Boxing will make you sweat, but it’ll also make you lean
The cardio from the constant moving combined with the physical strength required to continuously box makes for a mega-intense workout.
Special to The Seattle Times
Note: You must be a member to take classes at the Washington Athletic Club, 1325 Sixth Ave., Seattle; For information, call 206-622-7900 or see www.wac.net.
I ALWAYS thought hitting someone required a little grit, a little fire in the belly that I don’t have. See: dodgeball.
But when someone, even a nice guy named Cliff, bops you on the side of the head every round while boxing together, resistance to punching could possibly melt away.
I headed to the boxing conditioning class at the Washington Athletic Club in downtown Seattle knowing it would be hard, but not knowing how hard. After class was over, when I was dripping sweat and panting, former fitness manager Megan Usui told me it’s the hardest class at the club. Thanks a lot.
The first sign the class will be tough is the teacher. Ricardo is a boxing coach at the University of Washington, and he does not mess around. We immediately started jumping rope, which wasn’t so bad until Ricardo had us jump side to side, then back and forth, on one foot, then the other, then high knees. Repeat, and repeat again for 4 minutes.
All of that is pretty cool if you are really coordinated at jump rope; I am only coordinated on good days.
Ricardo then had us run around the room, hands up by our face in a protective position. We jogged, we did high knees, we did butt kicks, we jumped over cones, we ran sideways, we ran up and down a ladder laid out on the floor. I was sweating and panting, and apparently do not have an instinct for self-preservation; I really wanted to drop my arms. This is a warm-up?
We then put on gloves for shadow boxing and practiced different sequences. Ricardo took us through all of them and worked with each of us on form.
Footwork is hugely important. In the boxing stance for most right-handed boxers, your left foot is forward, set at noon, your right foot at 3 o’clock. You stay turned to the side so less of your body is exposed to punches. (My nonfiery self shuddered.)
For a 1-2, you punch first with your nondominant hand (1) then spin forward on your back foot and land a punch with your other hand (2). Ricardo showed me how to spin my back foot and use my weight to punch on the 2.
After working on technique, he took us to the punching bags, where we kept working on combinations, like 1-1-2, duck. He instructed us to follow the sway of the bag like it was a moving opponent. In between, he’d have us pummel the bag for a minute at a time.

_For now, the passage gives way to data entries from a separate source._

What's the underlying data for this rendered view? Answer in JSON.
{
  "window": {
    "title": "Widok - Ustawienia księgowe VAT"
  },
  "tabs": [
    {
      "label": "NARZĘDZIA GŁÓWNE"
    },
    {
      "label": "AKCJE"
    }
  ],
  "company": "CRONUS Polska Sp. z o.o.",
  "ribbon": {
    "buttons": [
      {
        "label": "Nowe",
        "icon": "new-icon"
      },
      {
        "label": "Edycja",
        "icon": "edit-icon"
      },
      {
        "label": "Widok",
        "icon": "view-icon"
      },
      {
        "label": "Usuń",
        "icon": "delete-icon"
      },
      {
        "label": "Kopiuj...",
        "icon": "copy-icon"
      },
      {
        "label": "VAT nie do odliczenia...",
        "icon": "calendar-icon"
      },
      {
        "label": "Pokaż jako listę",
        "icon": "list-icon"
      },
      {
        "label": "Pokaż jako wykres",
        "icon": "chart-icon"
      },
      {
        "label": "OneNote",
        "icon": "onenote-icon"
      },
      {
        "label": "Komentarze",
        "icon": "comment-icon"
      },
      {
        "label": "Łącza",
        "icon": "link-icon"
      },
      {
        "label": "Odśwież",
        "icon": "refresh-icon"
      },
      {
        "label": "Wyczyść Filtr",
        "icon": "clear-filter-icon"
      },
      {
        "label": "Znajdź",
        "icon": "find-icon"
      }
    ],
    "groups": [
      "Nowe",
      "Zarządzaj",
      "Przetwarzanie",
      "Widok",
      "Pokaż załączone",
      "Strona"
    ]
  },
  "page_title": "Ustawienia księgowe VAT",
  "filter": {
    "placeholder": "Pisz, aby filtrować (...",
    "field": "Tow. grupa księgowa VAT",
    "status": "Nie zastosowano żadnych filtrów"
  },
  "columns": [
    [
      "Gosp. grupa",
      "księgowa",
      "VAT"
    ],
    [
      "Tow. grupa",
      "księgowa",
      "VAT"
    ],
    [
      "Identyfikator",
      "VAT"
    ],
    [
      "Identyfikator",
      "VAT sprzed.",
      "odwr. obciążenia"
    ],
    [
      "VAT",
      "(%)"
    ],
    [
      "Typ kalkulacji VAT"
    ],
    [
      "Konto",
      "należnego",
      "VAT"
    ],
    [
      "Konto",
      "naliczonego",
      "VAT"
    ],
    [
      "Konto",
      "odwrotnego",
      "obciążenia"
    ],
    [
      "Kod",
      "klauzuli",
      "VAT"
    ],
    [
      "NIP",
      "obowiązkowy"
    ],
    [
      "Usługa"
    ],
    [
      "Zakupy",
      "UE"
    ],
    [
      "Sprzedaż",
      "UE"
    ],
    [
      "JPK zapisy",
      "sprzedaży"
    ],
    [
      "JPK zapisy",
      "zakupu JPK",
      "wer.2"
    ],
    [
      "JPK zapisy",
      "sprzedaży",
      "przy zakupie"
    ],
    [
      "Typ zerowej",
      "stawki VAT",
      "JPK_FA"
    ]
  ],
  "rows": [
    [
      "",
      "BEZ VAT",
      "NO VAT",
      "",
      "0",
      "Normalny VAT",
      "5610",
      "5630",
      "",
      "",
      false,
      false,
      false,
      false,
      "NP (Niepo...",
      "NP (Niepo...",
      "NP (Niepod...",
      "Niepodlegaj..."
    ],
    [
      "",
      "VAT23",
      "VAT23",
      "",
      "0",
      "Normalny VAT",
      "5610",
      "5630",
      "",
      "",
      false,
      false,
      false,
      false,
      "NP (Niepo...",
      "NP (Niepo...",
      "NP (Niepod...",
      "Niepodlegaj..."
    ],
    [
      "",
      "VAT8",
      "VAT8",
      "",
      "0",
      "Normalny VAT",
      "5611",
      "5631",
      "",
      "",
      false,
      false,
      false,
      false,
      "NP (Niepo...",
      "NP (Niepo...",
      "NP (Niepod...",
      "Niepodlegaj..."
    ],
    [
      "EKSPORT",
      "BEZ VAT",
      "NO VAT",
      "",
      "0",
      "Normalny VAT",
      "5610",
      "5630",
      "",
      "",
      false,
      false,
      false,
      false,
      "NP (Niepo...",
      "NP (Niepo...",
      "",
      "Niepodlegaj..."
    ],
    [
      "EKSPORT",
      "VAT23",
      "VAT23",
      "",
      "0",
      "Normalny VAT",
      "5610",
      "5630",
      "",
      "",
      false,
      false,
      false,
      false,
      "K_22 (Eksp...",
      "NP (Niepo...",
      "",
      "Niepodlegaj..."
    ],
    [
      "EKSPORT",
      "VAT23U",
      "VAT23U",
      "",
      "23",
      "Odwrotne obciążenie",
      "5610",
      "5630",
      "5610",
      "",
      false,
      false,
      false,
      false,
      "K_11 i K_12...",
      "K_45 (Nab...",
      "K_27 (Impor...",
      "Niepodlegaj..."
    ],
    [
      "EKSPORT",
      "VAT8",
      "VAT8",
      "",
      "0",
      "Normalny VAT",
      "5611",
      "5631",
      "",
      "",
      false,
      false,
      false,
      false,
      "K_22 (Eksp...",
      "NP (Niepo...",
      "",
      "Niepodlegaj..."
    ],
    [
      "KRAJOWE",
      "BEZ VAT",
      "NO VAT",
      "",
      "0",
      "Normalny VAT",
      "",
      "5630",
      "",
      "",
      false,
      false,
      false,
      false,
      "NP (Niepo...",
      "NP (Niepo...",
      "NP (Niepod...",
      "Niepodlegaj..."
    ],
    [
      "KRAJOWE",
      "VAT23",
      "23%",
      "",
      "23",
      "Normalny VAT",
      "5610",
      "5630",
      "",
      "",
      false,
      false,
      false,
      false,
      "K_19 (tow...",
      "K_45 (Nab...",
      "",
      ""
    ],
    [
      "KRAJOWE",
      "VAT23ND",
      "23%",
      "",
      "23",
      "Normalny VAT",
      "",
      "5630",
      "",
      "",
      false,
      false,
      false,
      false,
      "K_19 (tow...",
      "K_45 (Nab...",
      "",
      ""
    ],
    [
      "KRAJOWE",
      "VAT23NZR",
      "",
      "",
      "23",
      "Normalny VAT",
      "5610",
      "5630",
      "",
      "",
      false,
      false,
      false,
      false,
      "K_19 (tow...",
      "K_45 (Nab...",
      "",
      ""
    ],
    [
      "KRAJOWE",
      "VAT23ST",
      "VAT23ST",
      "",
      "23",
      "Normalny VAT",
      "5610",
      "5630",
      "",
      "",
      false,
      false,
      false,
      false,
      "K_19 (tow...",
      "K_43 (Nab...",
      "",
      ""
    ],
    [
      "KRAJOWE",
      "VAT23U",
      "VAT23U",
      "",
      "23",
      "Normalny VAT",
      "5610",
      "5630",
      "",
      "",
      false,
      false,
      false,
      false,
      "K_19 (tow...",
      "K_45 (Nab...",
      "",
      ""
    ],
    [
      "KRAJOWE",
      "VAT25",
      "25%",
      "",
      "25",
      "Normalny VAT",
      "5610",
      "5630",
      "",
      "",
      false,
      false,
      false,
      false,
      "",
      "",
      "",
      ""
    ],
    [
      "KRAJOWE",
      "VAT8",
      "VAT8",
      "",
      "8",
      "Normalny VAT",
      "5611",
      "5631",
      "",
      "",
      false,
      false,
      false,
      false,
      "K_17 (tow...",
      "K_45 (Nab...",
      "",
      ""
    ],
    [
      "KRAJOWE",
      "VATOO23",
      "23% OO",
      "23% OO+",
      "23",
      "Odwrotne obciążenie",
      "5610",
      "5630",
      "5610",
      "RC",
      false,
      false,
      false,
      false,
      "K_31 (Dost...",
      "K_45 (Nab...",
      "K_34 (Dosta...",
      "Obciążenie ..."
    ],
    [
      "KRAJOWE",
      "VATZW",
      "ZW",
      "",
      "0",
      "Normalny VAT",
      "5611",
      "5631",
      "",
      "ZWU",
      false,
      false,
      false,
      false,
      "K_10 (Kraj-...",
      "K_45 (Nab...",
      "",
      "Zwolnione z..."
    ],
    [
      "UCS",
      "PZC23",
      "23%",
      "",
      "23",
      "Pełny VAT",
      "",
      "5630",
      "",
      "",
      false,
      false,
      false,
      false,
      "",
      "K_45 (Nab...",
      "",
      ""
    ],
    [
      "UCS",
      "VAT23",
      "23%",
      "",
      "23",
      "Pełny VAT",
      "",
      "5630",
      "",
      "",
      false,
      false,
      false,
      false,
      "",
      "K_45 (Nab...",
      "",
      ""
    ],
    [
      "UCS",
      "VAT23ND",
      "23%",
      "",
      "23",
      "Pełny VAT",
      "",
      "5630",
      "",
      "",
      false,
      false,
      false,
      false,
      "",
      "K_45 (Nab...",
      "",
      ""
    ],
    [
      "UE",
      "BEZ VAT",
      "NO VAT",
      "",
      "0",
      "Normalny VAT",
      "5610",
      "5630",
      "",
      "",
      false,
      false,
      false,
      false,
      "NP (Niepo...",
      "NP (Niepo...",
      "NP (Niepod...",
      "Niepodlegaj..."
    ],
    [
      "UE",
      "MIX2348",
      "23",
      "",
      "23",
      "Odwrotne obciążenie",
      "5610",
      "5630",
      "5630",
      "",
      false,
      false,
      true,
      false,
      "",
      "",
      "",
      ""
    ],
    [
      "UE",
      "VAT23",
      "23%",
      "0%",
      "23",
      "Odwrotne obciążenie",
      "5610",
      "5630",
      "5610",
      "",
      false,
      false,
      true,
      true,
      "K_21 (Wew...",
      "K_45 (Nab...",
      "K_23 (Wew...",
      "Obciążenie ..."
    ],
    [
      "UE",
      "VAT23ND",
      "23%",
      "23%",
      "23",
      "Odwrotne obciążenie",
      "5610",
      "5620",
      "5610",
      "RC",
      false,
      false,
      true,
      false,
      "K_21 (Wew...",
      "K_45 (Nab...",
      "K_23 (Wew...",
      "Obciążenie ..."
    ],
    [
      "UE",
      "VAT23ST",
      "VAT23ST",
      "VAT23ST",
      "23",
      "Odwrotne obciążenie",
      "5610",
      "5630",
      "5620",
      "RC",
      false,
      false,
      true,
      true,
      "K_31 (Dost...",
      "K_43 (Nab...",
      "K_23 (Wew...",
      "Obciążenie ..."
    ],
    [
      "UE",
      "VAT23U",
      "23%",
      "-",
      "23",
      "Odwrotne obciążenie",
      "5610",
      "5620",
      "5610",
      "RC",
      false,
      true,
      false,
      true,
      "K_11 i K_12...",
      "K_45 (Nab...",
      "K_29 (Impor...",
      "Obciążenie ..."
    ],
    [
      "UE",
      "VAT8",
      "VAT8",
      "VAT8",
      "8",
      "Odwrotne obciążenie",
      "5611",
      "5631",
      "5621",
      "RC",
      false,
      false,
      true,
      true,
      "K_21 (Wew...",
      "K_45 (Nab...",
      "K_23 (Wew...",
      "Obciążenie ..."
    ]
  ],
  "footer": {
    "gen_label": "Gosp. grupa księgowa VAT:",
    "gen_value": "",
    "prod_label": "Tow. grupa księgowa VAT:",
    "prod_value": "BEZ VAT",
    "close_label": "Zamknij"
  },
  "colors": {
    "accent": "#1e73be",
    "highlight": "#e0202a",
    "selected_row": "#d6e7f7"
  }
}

We moved on to boxing with partners, who held up mitts for us to punch. Cliff, a regular, worked with me.
That’s when the bopping started. I did my sequence, then was supposed to bring my glove to my face to protect myself from the bop, which came immediately after.
That didn’t mean I had to like it. After each practice round, we pummeled the mitts. My left shoulder was aching. Donning the mitts wasn’t much of a break — I had to pop the mitt back each time Cliff punched the mitts. Bopping him, however, was sweet, sweet satisfaction.
Lastly, we sparred with partners. I worked with Megan, who was about my size. She kept telling me to punch her harder in the upper arm; she did not hold back on punching me. Ow. I landed a couple, but whether due to skill or Megan being generous is hard to say.
By the end, I was dead tired. The cardio from the constant moving combined with the physical strength required to continuously box makes for a mega-intense workout. Want to lean up? Box. And be prepared to let your feisty side emerge.
Nicole Tsong teaches yoga at studios around Seattle. Email: firstname.lastname@example.org. Benjamin Benschneider is a Pacific NW magazine staff photographer.